* _Exercise_: Pictures stay out of your copy, but everything else in the records below must be repeated exactly.

* _Material for the task_:
★ ★ ★ ★
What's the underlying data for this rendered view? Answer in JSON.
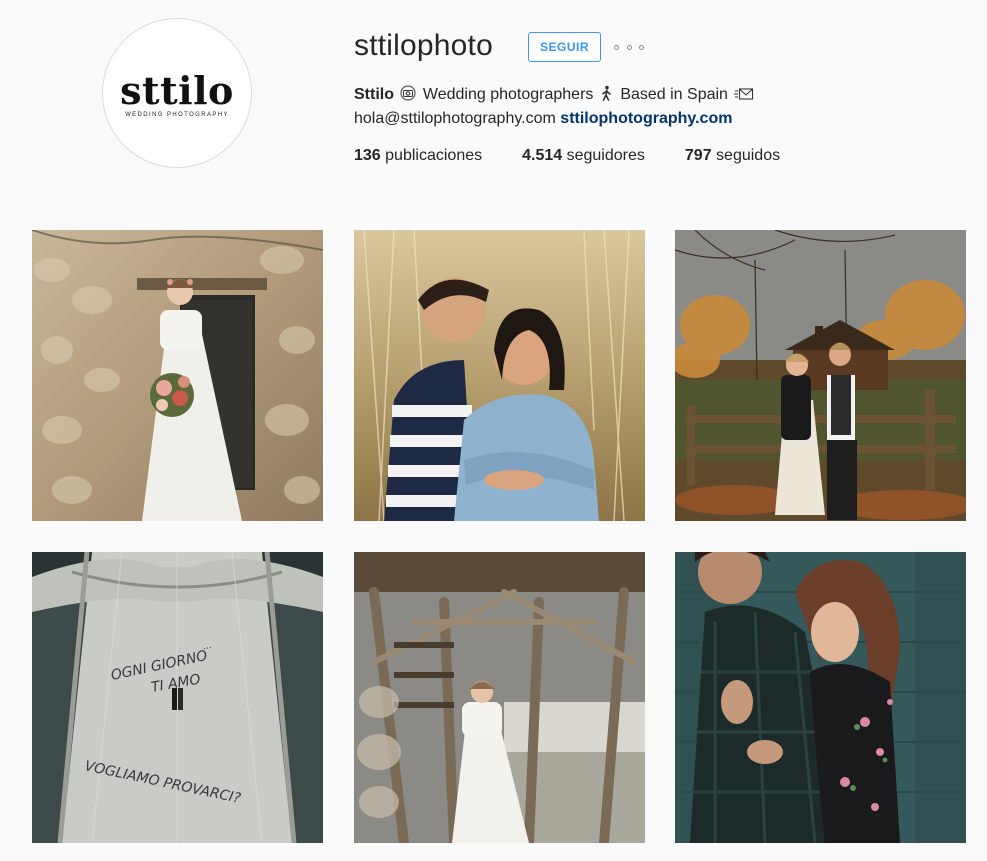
{
  "profile": {
    "avatar_logo": "sttilo",
    "avatar_sub": "WEDDING PHOTOGRAPHY",
    "username": "sttilophoto",
    "follow_label": "SEGUIR",
    "bio_name": "Sttilo",
    "bio_text_1": "Wedding photographers",
    "bio_text_2": "Based in Spain",
    "email": "hola@sttilophotography.com",
    "website": "sttilophotography.com"
  },
  "stats": {
    "posts_count": "136",
    "posts_label": "publicaciones",
    "followers_count": "4.514",
    "followers_label": "seguidores",
    "following_count": "797",
    "following_label": "seguidos"
  },
  "icons": {
    "camera": "camera-icon",
    "person_walking": "person-walking-icon",
    "envelope": "envelope-icon",
    "more": "more-options-icon"
  },
  "colors": {
    "accent": "#3897f0",
    "link": "#003569",
    "background": "#fafafa"
  },
  "posts": [
    {
      "scene": "bride in white dress holding bouquet by stone doorway"
    },
    {
      "scene": "laughing couple embracing in tall grass"
    },
    {
      "scene": "couple at wooden fence near cabin in autumn"
    },
    {
      "scene": "aerial view of couple on bridge with written words"
    },
    {
      "scene": "bride under rustic wooden staircase"
    },
    {
      "scene": "couple in dark plaid embracing against teal wall"
    }
  ],
  "post_texts": {
    "bridge_words_1": "OGNI GIORNO",
    "bridge_words_2": "TI AMO",
    "bridge_words_3": "VOGLIAMO PROVARCI?"
  }
}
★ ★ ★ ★
* _The completed task_:
What's the underlying data for this rendered view? Answer in JSON.
{
  "profile": {
    "avatar_logo": "sttilo",
    "avatar_sub": "WEDDING PHOTOGRAPHY",
    "username": "sttilophoto",
    "follow_label": "SEGUIR",
    "bio_name": "Sttilo",
    "bio_text_1": "Wedding photographers",
    "bio_text_2": "Based in Spain",
    "email": "hola@sttilophotography.com",
    "website": "sttilophotography.com"
  },
  "stats": {
    "posts_count": "136",
    "posts_label": "publicaciones",
    "followers_count": "4.514",
    "followers_label": "seguidores",
    "following_count": "797",
    "following_label": "seguidos"
  },
  "icons": {
    "camera": "camera-icon",
    "person_walking": "person-walking-icon",
    "envelope": "envelope-icon",
    "more": "more-options-icon"
  },
  "colors": {
    "accent": "#3897f0",
    "link": "#003569",
    "background": "#fafafa"
  },
  "posts": [
    {
      "scene": "bride in white dress holding bouquet by stone doorway"
    },
    {
      "scene": "laughing couple embracing in tall grass"
    },
    {
      "scene": "couple at wooden fence near cabin in autumn"
    },
    {
      "scene": "aerial view of couple on bridge with written words"
    },
    {
      "scene": "bride under rustic wooden staircase"
    },
    {
      "scene": "couple in dark plaid embracing against teal wall"
    }
  ],
  "post_texts": {
    "bridge_words_1": "OGNI GIORNO",
    "bridge_words_2": "TI AMO",
    "bridge_words_3": "VOGLIAMO PROVARCI?"
  }
}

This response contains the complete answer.